07 of 10
Burger and a Bloody Mary
Wisconsin bars and restaurants are known for making a good Bloody Mary but some do it with a twist: a burger is stuffed onto a skewer. Sobelman’s on Milwaukee’s South Side has earned international attention for its version but you can also get a good Bloody Mary at another burger joint, AJ Bombers in downtown Milwaukee, which has also been featured on reality television for its burgers and Bloody Marys.
08 of 10
Deep-fried Cheese Curds

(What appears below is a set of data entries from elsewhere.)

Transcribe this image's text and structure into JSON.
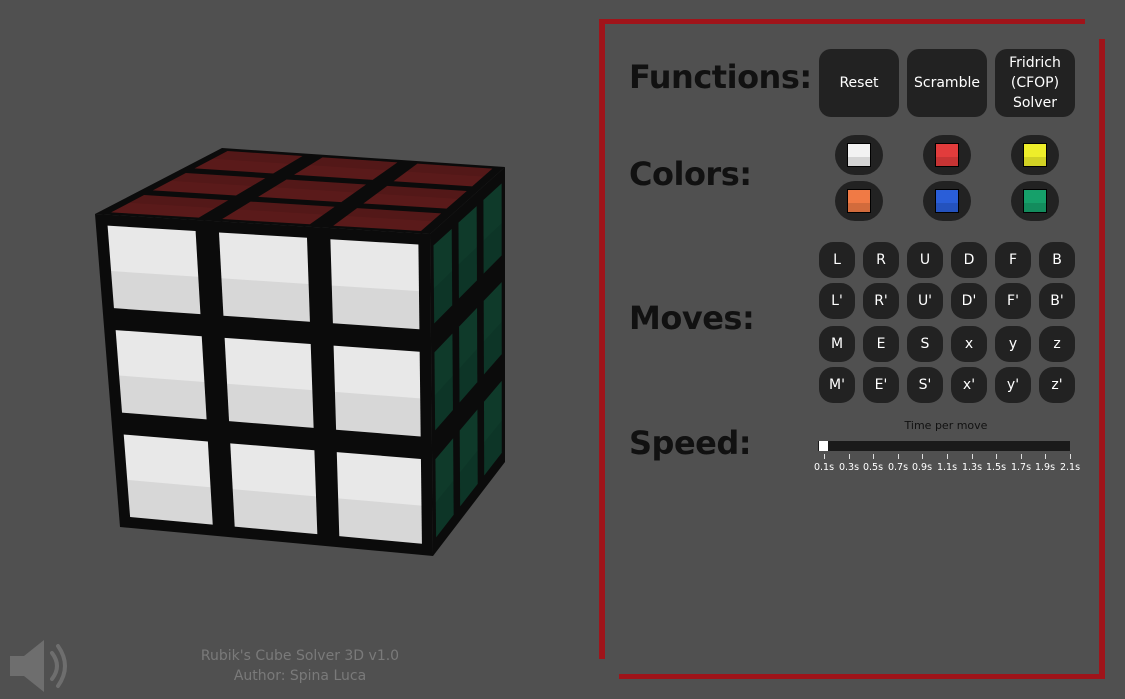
{
  "functions": {
    "title": "Functions:",
    "buttons": [
      {
        "label": "Reset"
      },
      {
        "label": "Scramble"
      },
      {
        "label": "Fridrich\n(CFOP)\nSolver"
      }
    ]
  },
  "colors": {
    "title": "Colors:",
    "swatches": [
      {
        "name": "white",
        "hex": "#f2f2f2"
      },
      {
        "name": "red",
        "hex": "#e23c3c"
      },
      {
        "name": "yellow",
        "hex": "#eeee2a"
      },
      {
        "name": "orange",
        "hex": "#f07a45"
      },
      {
        "name": "blue",
        "hex": "#2a5ed8"
      },
      {
        "name": "green",
        "hex": "#16a06a"
      }
    ]
  },
  "moves": {
    "title": "Moves:",
    "rows": [
      [
        "L",
        "R",
        "U",
        "D",
        "F",
        "B"
      ],
      [
        "L'",
        "R'",
        "U'",
        "D'",
        "F'",
        "B'"
      ],
      [
        "M",
        "E",
        "S",
        "x",
        "y",
        "z"
      ],
      [
        "M'",
        "E'",
        "S'",
        "x'",
        "y'",
        "z'"
      ]
    ]
  },
  "speed": {
    "title": "Speed:",
    "slider_label": "Time per move",
    "value": 0.1,
    "min": 0.1,
    "max": 2.1,
    "ticks": [
      "0.1s",
      "0.3s",
      "0.5s",
      "0.7s",
      "0.9s",
      "1.1s",
      "1.3s",
      "1.5s",
      "1.7s",
      "1.9s",
      "2.1s"
    ]
  },
  "footer": {
    "line1": "Rubik's Cube Solver 3D v1.0",
    "line2": "Author: Spina Luca"
  },
  "cube": {
    "front_color": "#e8e8e8",
    "top_color": "#5a1a1a",
    "right_color": "#0f3a2a"
  },
  "theme": {
    "background": "#505050",
    "frame_color": "#a0141a",
    "button_color": "#222222"
  },
  "icons": {
    "speaker": "speaker-icon"
  }
}
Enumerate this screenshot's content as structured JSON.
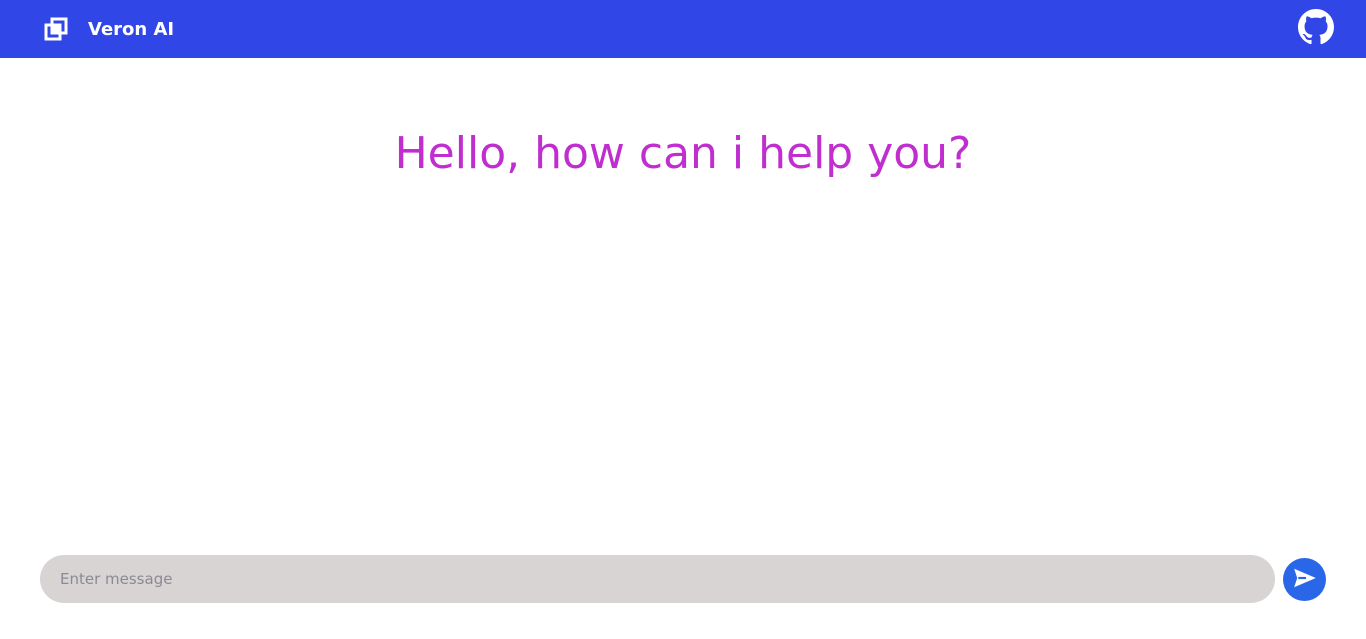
{
  "header": {
    "app_name": "Veron AI",
    "logo_icon": "layers-logo-icon",
    "github_icon": "github-icon",
    "background_color": "#3146e6"
  },
  "main": {
    "greeting": "Hello, how can i help you?",
    "greeting_color": "#c02ed0"
  },
  "composer": {
    "placeholder": "Enter message",
    "value": "",
    "send_icon": "send-icon",
    "send_button_color": "#2a67e8",
    "input_background": "#d8d4d4"
  }
}
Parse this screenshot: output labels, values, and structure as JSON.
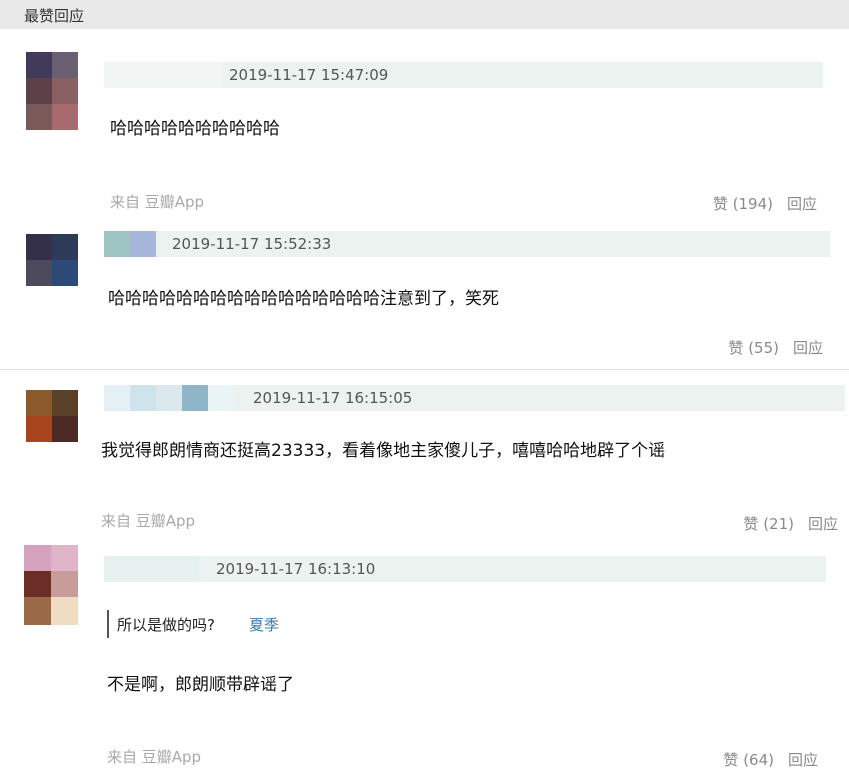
{
  "section": {
    "title": "最赞回应"
  },
  "comments": [
    {
      "time": "2019-11-17 15:47:09",
      "content": "哈哈哈哈哈哈哈哈哈哈",
      "source": "来自 豆瓣App",
      "like": "赞 (194)",
      "reply": "回应"
    },
    {
      "time": "2019-11-17 15:52:33",
      "content": "哈哈哈哈哈哈哈哈哈哈哈哈哈哈哈哈注意到了，笑死",
      "like": "赞 (55)",
      "reply": "回应"
    },
    {
      "time": "2019-11-17 16:15:05",
      "content": "我觉得郎朗情商还挺高23333，看着像地主家傻儿子，嘻嘻哈哈地辟了个谣",
      "source": "来自 豆瓣App",
      "like": "赞 (21)",
      "reply": "回应"
    },
    {
      "time": "2019-11-17 16:13:10",
      "quote": {
        "text": "所以是做的吗?",
        "author": "夏季"
      },
      "content": "不是啊，郎朗顺带辟谣了",
      "source": "来自 豆瓣App",
      "like": "赞 (64)",
      "reply": "回应"
    }
  ]
}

What’s better than fresh cheese curds? When they’re breaded, battered in beer and deep-fried. Practically a bar staple, you can find them at SafeHouse (a speakeasy-style, spy-themed eatery in downtown Milwaukee), Drink Wisconsinbly (in Walker’s Point), Lakefront Brewery’s East Side tap room, and Iron Horse Hotel in Walker’s Point, where you can order tempura-fried Clock Shadow Creamery cheese curds at Smyth and Branded, as well as in The Yard.
Where to find it: Lakefront Brewery, 1872 N. Commerce St., Milwaukee, 414-372-8800; Iron Horse Hotel, 500 W. Florida St., Milwaukee, 414-374-4766; SafeHouse, 779 N. Front St., Milwaukee, 414-271-2007; or Drink Wisconsinbly, 135 E. National Ave., Milwaukee, 414-930-0929Continue to 9 of 10 below.
09 of 10
Whiskey Ice Cream
The creamery’s scoop shop in Walker’s Point is only a few years old and you can bet there’s a line nearly every day. The flavors are both expected and unique, with whiskey ice cream falling into the unique category. Purchase a scoop in a dish or in a cone (sugar or waffle), or take home a pint. The whiskey is from another Walker’s Point business—Great Lakes Distillery—for a total locavore treat. You can also pick up a pint at many specialty grocers around Milwaukee, including Outpost Natural Foods’ four locations.
10 of 10
If you’re only in Milwaukee for a short period of time then trying some of the state’s award-winning artisan cheeses is daunting. Two wine bars make it easy for you by curating only the best into a cheese board. Whether it’s aged yellow cheddar, Italian cheeses from producers like Sartori or Bel Gioloso, or the best blue cheese you’ve ever tried, consider this sampler a tutorial in what to buy as edible souvenirs (pro tip: West Allis Cheese & Sausage Shoppe in the Milwaukee Public Market has an amazing cheese selection).
Where to find it: Thief Wine Shop & Bar, inside the Milwaukee Public Market, 400 N. Water St., Milwaukee, 414-277-7707 and 4512 N. Oakland Ave., Shorewood, 414-906-1906; and Indulge Wine Room, 708 N. Milwaukee St., Milwaukee, 414-390-9463